In my previous post, I discussed some common perceptions that students have about social media prior to taking a course in it. As a social media educator, I thought I’d share a few strategies that I employ:
Social media isn’t just for friends.
It’s exciting to share success stories and cases that demonstrate the ways major brands like Mountain Dew and Starbucks use social media to engage and energize their audience. I simply bring up the Starbucks Facebook site and show how they have over 22 million “likes”. To further emphasize this, I invite the Mountain Dew Facebook community manager to join the class and describe how important social media is to the Mountain Dew brand. Students post questions ahead of time to a shared Google doc that the class, myself, and the guest speaker have access to. This allows the presenter to target her presentation around the topics the students are most interested in.
Some questions from students included:
- How does Mountain Dew track and measure the development of communities not directly under corporate control?
- How do you deal with negative feedback or comments? Do you respond or let them get lost in the chatter? Have you considered has tags in Twitter?
- Wow, how did the evolution happen? The end customer is helping to design new products – and therefore allocating a large amount of the company’s costs as they see fit. How did a corporate giant like Pepsi – embrace this movement?
- With the introduction of GreenLabel Sports and GreenLabel Music it seems that Mountain Dew has an opportunity to expand its target market beyond teenagers. Is this something that Mountain Dew is looking to do and if so, what else are you doing to reach this new target market?
Students use social media to provide feedback to businesses

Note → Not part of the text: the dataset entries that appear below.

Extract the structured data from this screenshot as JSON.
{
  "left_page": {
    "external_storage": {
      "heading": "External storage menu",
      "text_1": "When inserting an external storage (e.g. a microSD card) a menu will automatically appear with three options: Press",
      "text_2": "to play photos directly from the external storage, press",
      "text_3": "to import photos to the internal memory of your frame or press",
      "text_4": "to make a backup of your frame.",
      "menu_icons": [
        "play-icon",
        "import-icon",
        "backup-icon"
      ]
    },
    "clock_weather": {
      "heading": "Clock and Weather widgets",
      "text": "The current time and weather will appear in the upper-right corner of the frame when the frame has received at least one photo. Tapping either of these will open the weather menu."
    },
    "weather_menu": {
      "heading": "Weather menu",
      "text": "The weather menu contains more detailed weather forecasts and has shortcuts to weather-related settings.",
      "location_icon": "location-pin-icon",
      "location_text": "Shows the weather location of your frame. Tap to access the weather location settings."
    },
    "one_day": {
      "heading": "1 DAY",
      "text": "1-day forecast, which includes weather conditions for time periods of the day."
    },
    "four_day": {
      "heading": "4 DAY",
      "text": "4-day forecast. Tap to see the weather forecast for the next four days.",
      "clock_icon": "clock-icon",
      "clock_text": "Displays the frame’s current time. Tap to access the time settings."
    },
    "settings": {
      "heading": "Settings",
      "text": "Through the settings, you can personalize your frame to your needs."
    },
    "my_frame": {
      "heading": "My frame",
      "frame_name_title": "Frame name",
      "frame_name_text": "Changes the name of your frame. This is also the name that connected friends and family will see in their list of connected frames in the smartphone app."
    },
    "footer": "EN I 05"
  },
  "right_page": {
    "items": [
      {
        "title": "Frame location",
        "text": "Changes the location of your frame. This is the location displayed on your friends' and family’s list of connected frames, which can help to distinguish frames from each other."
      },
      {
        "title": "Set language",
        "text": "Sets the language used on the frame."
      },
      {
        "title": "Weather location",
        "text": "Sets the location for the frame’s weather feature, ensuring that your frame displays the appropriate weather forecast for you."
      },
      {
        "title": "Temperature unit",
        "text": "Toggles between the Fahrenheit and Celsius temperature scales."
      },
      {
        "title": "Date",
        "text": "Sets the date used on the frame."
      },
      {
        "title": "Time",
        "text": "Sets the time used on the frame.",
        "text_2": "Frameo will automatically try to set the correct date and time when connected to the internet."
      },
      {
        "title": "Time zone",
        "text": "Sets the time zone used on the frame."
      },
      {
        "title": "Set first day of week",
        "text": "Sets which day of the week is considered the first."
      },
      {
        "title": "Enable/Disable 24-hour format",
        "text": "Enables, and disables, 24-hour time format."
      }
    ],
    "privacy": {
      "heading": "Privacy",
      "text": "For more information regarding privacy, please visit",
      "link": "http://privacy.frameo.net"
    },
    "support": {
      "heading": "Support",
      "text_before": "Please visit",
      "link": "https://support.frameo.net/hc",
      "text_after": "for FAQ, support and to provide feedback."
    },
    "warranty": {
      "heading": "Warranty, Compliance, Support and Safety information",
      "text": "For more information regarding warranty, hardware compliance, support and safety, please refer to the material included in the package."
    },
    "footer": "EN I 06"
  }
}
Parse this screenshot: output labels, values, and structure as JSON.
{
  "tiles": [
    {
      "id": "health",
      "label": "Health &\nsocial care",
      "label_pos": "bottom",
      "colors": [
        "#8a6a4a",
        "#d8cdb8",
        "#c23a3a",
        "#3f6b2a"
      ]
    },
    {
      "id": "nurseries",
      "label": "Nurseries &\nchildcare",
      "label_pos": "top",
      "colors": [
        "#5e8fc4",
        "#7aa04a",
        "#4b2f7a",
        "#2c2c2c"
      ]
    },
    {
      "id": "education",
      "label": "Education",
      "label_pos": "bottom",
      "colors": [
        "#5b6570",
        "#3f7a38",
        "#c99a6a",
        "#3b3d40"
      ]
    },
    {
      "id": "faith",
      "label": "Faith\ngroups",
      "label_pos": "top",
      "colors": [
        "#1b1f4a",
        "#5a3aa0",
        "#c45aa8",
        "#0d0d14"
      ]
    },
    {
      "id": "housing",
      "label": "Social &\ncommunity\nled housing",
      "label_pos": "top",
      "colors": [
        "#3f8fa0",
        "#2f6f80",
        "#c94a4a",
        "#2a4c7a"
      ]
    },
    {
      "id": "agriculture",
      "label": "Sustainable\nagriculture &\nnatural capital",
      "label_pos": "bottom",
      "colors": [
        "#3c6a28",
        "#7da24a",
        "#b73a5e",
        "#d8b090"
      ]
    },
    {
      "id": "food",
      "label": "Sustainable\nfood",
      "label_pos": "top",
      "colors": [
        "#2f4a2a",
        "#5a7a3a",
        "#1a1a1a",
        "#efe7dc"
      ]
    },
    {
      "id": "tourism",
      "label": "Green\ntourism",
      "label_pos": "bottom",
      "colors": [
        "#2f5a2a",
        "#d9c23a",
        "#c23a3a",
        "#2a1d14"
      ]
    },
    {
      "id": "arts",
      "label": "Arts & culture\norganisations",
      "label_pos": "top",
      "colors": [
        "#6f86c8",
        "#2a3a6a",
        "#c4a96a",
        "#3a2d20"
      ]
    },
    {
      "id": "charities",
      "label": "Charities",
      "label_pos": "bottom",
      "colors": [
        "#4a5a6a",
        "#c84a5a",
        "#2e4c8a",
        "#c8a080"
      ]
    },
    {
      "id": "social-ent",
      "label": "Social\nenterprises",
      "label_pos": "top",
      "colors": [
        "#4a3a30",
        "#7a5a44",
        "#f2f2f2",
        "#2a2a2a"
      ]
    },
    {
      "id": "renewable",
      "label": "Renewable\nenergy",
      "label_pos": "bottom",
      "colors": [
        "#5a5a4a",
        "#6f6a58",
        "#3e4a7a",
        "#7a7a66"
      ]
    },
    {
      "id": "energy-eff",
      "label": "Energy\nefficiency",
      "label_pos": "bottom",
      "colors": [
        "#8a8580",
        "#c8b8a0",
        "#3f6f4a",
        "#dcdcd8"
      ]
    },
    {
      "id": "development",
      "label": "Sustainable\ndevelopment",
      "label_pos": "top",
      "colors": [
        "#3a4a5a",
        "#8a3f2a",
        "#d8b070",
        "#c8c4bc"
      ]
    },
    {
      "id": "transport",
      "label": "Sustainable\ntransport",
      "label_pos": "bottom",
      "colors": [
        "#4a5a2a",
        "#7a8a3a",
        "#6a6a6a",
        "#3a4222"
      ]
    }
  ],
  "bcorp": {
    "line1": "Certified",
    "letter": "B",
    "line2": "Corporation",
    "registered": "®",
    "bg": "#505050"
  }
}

I show students how they are already using social media to provide feedback to businesses. I survey them ahead of time to see how they find information when planning a vacation. Most already use websites like TripAdvisor to read reviews of hotels. I use Charlene Li & Josh Bernoff’s Groundswell as the foundational text. There’s a great chapter on the social technographics profile. I show students that there are different levels of engagement with social media sites. A consumer posting to review sites is an example of an activity of a “critic”. I ask students to use the free tool below for their projects to identify the target audience for the brand, product or service they are consulting with.
Listening on twitter
For a week, I ask students obtain their news about a certain topic (sports, finance, fashion, etc.) from Twitter. Instead of posting to twitter and feeling as though no one is listening, they listen to others. I suggest that they follow @nytimes @nickkristof to start. Next, I have student reflect on how twitter is used by those that they are following. Then, I suggest that they begin to follow big brands to see how they use it to engage their audience. I suggest @ jetbluecheeps, @mtv, and @wired.
Next, I’ll provide an example of how I survey my students before the course begins.